Thirdly, there is no failure in this covenant on the part of man. In all other covenants, God remains true and faithful to it, but man fails. In this covenant, both members of the covenant are true to it, without fail.
So what can we learn about being a good husband from the example of the Holy Spirit? I think one of the most prominent things we can learn is gentleness. The Holy Spirit is gentle with Mary. He comes to her quietly, and when she is startled, He comforts her, telling her not to be afraid. He offers Himself to her. He does not force, or place any expectations of compliance on her. He offers Himself to her, and waits quietly for her response. He knocks on the door, and waits for it to be opened. He does not enter uninvited. Gentleness.
I think we can also learn intimacy and privacy. We know very little about this spousal relationship precisely because it is a private one. That is a very good lesson for men. What is between a man and wife should stay between them. Their intimacy is their own, and should not be revealed to anyone. What a thought that is! However intimate we are with God, there is an intimacy that Mary has with Him that exceeds all imagination, and all revelation. The interior life of their marriage is, perhaps, one that will remain hidden for all eternity. What a blessing! Intimacy.

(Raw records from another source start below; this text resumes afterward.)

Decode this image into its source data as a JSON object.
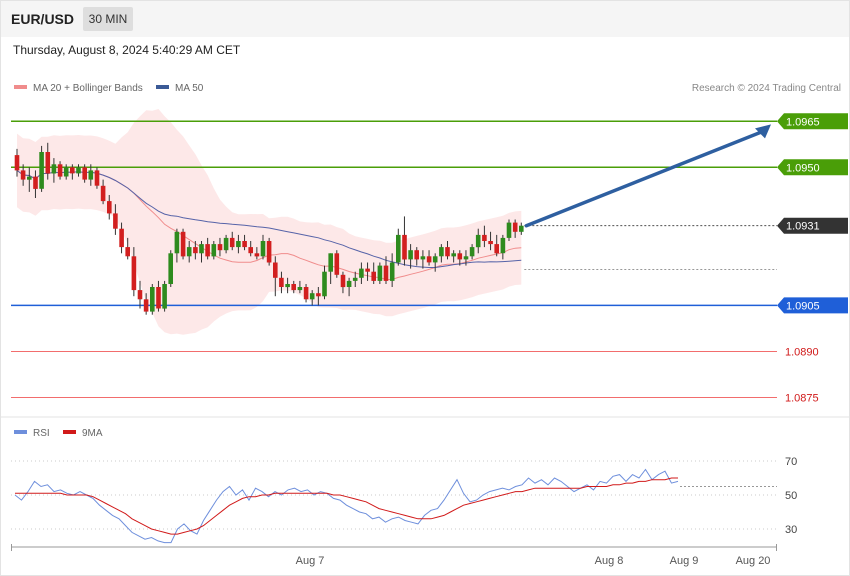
{
  "header": {
    "symbol": "EUR/USD",
    "timeframe": "30 MIN"
  },
  "datetime": "Thursday, August 8, 2024 5:40:29 AM CET",
  "copyright": "Research © 2024 Trading Central",
  "colors": {
    "up": "#2e8b1e",
    "down": "#d21f1f",
    "band": "#fde2e2",
    "ma20": "#f08c8c",
    "ma50": "#5663a8",
    "green_level": "#4a9e08",
    "blue_level": "#1f5fd8",
    "red_level": "#f26d6d",
    "current": "#333333",
    "arrow": "#2e5fa0",
    "rsi": "#6e8fdc",
    "rsi_ma": "#d11a1a"
  },
  "chart_data": [
    {
      "type": "candlestick",
      "legend": [
        {
          "name": "MA 20 + Bollinger Bands",
          "color": "#f08c8c"
        },
        {
          "name": "MA 50",
          "color": "#3b5a96"
        }
      ],
      "legend_position": "top-left",
      "y_range": [
        1.0868,
        1.0984
      ],
      "levels": [
        {
          "value": 1.0965,
          "label": "1.0965",
          "kind": "resistance",
          "color": "#4a9e08"
        },
        {
          "value": 1.095,
          "label": "1.0950",
          "kind": "resistance",
          "color": "#4a9e08"
        },
        {
          "value": 1.0931,
          "label": "1.0931",
          "kind": "current",
          "color": "#333333"
        },
        {
          "value": 1.0905,
          "label": "1.0905",
          "kind": "support",
          "color": "#1f5fd8"
        },
        {
          "value": 1.089,
          "label": "1.0890",
          "kind": "support",
          "color": "#f26d6d"
        },
        {
          "value": 1.0875,
          "label": "1.0875",
          "kind": "support",
          "color": "#f26d6d"
        }
      ],
      "arrow": {
        "from": 1.0931,
        "to": 1.0964,
        "color": "#2e5fa0"
      },
      "x_ticks": [
        "Aug 7",
        "Aug 8",
        "Aug 9",
        "Aug 20"
      ],
      "candles": [
        [
          1.0954,
          1.0956,
          1.0947,
          1.0949
        ],
        [
          1.0949,
          1.0951,
          1.0944,
          1.0946
        ],
        [
          1.0946,
          1.095,
          1.0942,
          1.0947
        ],
        [
          1.0947,
          1.0949,
          1.094,
          1.0943
        ],
        [
          1.0943,
          1.0957,
          1.0942,
          1.0955
        ],
        [
          1.0955,
          1.0958,
          1.0946,
          1.0948
        ],
        [
          1.0948,
          1.0953,
          1.0945,
          1.0951
        ],
        [
          1.0951,
          1.0952,
          1.0946,
          1.0947
        ],
        [
          1.0947,
          1.0951,
          1.0946,
          1.095
        ],
        [
          1.095,
          1.0951,
          1.0946,
          1.0948
        ],
        [
          1.0948,
          1.0951,
          1.0947,
          1.095
        ],
        [
          1.095,
          1.0951,
          1.0945,
          1.0946
        ],
        [
          1.0946,
          1.0951,
          1.0944,
          1.0949
        ],
        [
          1.0949,
          1.095,
          1.0943,
          1.0944
        ],
        [
          1.0944,
          1.0946,
          1.0938,
          1.0939
        ],
        [
          1.0939,
          1.0941,
          1.0933,
          1.0935
        ],
        [
          1.0935,
          1.0938,
          1.0928,
          1.093
        ],
        [
          1.093,
          1.0932,
          1.0922,
          1.0924
        ],
        [
          1.0924,
          1.0927,
          1.092,
          1.0921
        ],
        [
          1.0921,
          1.0924,
          1.0908,
          1.091
        ],
        [
          1.091,
          1.0913,
          1.0904,
          1.0907
        ],
        [
          1.0907,
          1.0909,
          1.0902,
          1.0903
        ],
        [
          1.0903,
          1.0912,
          1.0902,
          1.0911
        ],
        [
          1.0911,
          1.0913,
          1.0903,
          1.0904
        ],
        [
          1.0904,
          1.0913,
          1.0903,
          1.0912
        ],
        [
          1.0912,
          1.0923,
          1.0911,
          1.0922
        ],
        [
          1.0922,
          1.093,
          1.0919,
          1.0929
        ],
        [
          1.0929,
          1.093,
          1.092,
          1.0921
        ],
        [
          1.0921,
          1.0926,
          1.0919,
          1.0924
        ],
        [
          1.0924,
          1.0926,
          1.092,
          1.0922
        ],
        [
          1.0922,
          1.0926,
          1.0919,
          1.0925
        ],
        [
          1.0925,
          1.0927,
          1.092,
          1.0921
        ],
        [
          1.0921,
          1.0926,
          1.092,
          1.0925
        ],
        [
          1.0925,
          1.0927,
          1.0921,
          1.0923
        ],
        [
          1.0923,
          1.0928,
          1.0922,
          1.0927
        ],
        [
          1.0927,
          1.0929,
          1.0923,
          1.0924
        ],
        [
          1.0924,
          1.0928,
          1.0922,
          1.0926
        ],
        [
          1.0926,
          1.0928,
          1.0923,
          1.0924
        ],
        [
          1.0924,
          1.0926,
          1.0921,
          1.0922
        ],
        [
          1.0922,
          1.0924,
          1.092,
          1.0921
        ],
        [
          1.0921,
          1.0928,
          1.092,
          1.0926
        ],
        [
          1.0926,
          1.0927,
          1.0918,
          1.0919
        ],
        [
          1.0919,
          1.0921,
          1.0908,
          1.0914
        ],
        [
          1.0914,
          1.0916,
          1.0909,
          1.0911
        ],
        [
          1.0911,
          1.0914,
          1.0909,
          1.0912
        ],
        [
          1.0912,
          1.0913,
          1.0909,
          1.091
        ],
        [
          1.091,
          1.0913,
          1.0909,
          1.0911
        ],
        [
          1.0911,
          1.0912,
          1.0906,
          1.0907
        ],
        [
          1.0907,
          1.091,
          1.0905,
          1.0909
        ],
        [
          1.0909,
          1.0911,
          1.0905,
          1.0908
        ],
        [
          1.0908,
          1.0918,
          1.0907,
          1.0916
        ],
        [
          1.0916,
          1.0922,
          1.0912,
          1.0922
        ],
        [
          1.0922,
          1.0923,
          1.0914,
          1.0915
        ],
        [
          1.0915,
          1.0916,
          1.0909,
          1.0911
        ],
        [
          1.0911,
          1.0914,
          1.0908,
          1.0913
        ],
        [
          1.0913,
          1.0916,
          1.0911,
          1.0914
        ],
        [
          1.0914,
          1.0919,
          1.0912,
          1.0917
        ],
        [
          1.0917,
          1.0919,
          1.0913,
          1.0916
        ],
        [
          1.0916,
          1.0919,
          1.0912,
          1.0913
        ],
        [
          1.0913,
          1.0919,
          1.0912,
          1.0918
        ],
        [
          1.0918,
          1.0921,
          1.0912,
          1.0913
        ],
        [
          1.0913,
          1.0922,
          1.0911,
          1.0919
        ],
        [
          1.0919,
          1.093,
          1.0918,
          1.0928
        ],
        [
          1.0928,
          1.0934,
          1.0918,
          1.092
        ],
        [
          1.092,
          1.0925,
          1.0917,
          1.0923
        ],
        [
          1.0923,
          1.0924,
          1.0918,
          1.092
        ],
        [
          1.092,
          1.0923,
          1.0917,
          1.0921
        ],
        [
          1.0921,
          1.0923,
          1.0918,
          1.0919
        ],
        [
          1.0919,
          1.0922,
          1.0916,
          1.0921
        ],
        [
          1.0921,
          1.0925,
          1.0919,
          1.0924
        ],
        [
          1.0924,
          1.0926,
          1.092,
          1.0921
        ],
        [
          1.0921,
          1.0923,
          1.0919,
          1.0922
        ],
        [
          1.0922,
          1.0923,
          1.0918,
          1.092
        ],
        [
          1.092,
          1.0923,
          1.0918,
          1.0921
        ],
        [
          1.0921,
          1.0925,
          1.092,
          1.0924
        ],
        [
          1.0924,
          1.093,
          1.0922,
          1.0928
        ],
        [
          1.0928,
          1.0931,
          1.0924,
          1.0926
        ],
        [
          1.0926,
          1.0929,
          1.0923,
          1.0925
        ],
        [
          1.0925,
          1.0928,
          1.0921,
          1.0922
        ],
        [
          1.0922,
          1.0928,
          1.092,
          1.0927
        ],
        [
          1.0927,
          1.0933,
          1.0926,
          1.0932
        ],
        [
          1.0932,
          1.0933,
          1.0927,
          1.0929
        ],
        [
          1.0929,
          1.0932,
          1.0928,
          1.0931
        ]
      ]
    },
    {
      "type": "line",
      "legend": [
        {
          "name": "RSI",
          "color": "#6e8fdc"
        },
        {
          "name": "9MA",
          "color": "#d11a1a"
        }
      ],
      "legend_position": "top-left",
      "y_range": [
        20,
        80
      ],
      "y_ticks": [
        30,
        50,
        70
      ],
      "reference": 55,
      "series": [
        {
          "name": "RSI",
          "values": [
            50,
            47,
            52,
            58,
            55,
            56,
            52,
            53,
            51,
            50,
            52,
            50,
            48,
            44,
            41,
            38,
            36,
            32,
            28,
            26,
            24,
            25,
            23,
            22,
            22,
            30,
            33,
            29,
            27,
            35,
            41,
            47,
            52,
            55,
            50,
            53,
            47,
            54,
            52,
            49,
            52,
            50,
            53,
            54,
            52,
            53,
            50,
            52,
            51,
            48,
            47,
            44,
            42,
            40,
            39,
            36,
            37,
            34,
            36,
            37,
            35,
            34,
            33,
            38,
            41,
            42,
            47,
            53,
            59,
            51,
            46,
            47,
            50,
            52,
            53,
            54,
            53,
            55,
            56,
            60,
            57,
            59,
            56,
            60,
            58,
            55,
            52,
            54,
            56,
            53,
            58,
            57,
            61,
            62,
            58,
            62,
            60,
            65,
            59,
            62,
            64,
            57,
            58
          ]
        },
        {
          "name": "9MA",
          "values": [
            51,
            51,
            51,
            51,
            51,
            51,
            51,
            51,
            50,
            50,
            50,
            50,
            49,
            47,
            45,
            43,
            41,
            39,
            36,
            34,
            32,
            30,
            29,
            28,
            27,
            27,
            28,
            29,
            30,
            32,
            35,
            38,
            41,
            44,
            46,
            48,
            49,
            49,
            50,
            50,
            51,
            51,
            51,
            51,
            51,
            51,
            51,
            51,
            51,
            50,
            50,
            49,
            48,
            47,
            46,
            44,
            42,
            41,
            40,
            39,
            38,
            37,
            36,
            36,
            36,
            37,
            38,
            40,
            42,
            44,
            45,
            46,
            47,
            48,
            49,
            50,
            51,
            52,
            52,
            53,
            54,
            54,
            54,
            54,
            54,
            54,
            54,
            54,
            55,
            55,
            55,
            55,
            56,
            56,
            57,
            57,
            58,
            58,
            59,
            59,
            59,
            60,
            60
          ]
        }
      ],
      "x_ticks": [
        "Aug 7",
        "Aug 8",
        "Aug 9",
        "Aug 20"
      ]
    }
  ]
}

I think I'm going to leave this reflection at that. I think this was a fruitful one.
Thank you for reading.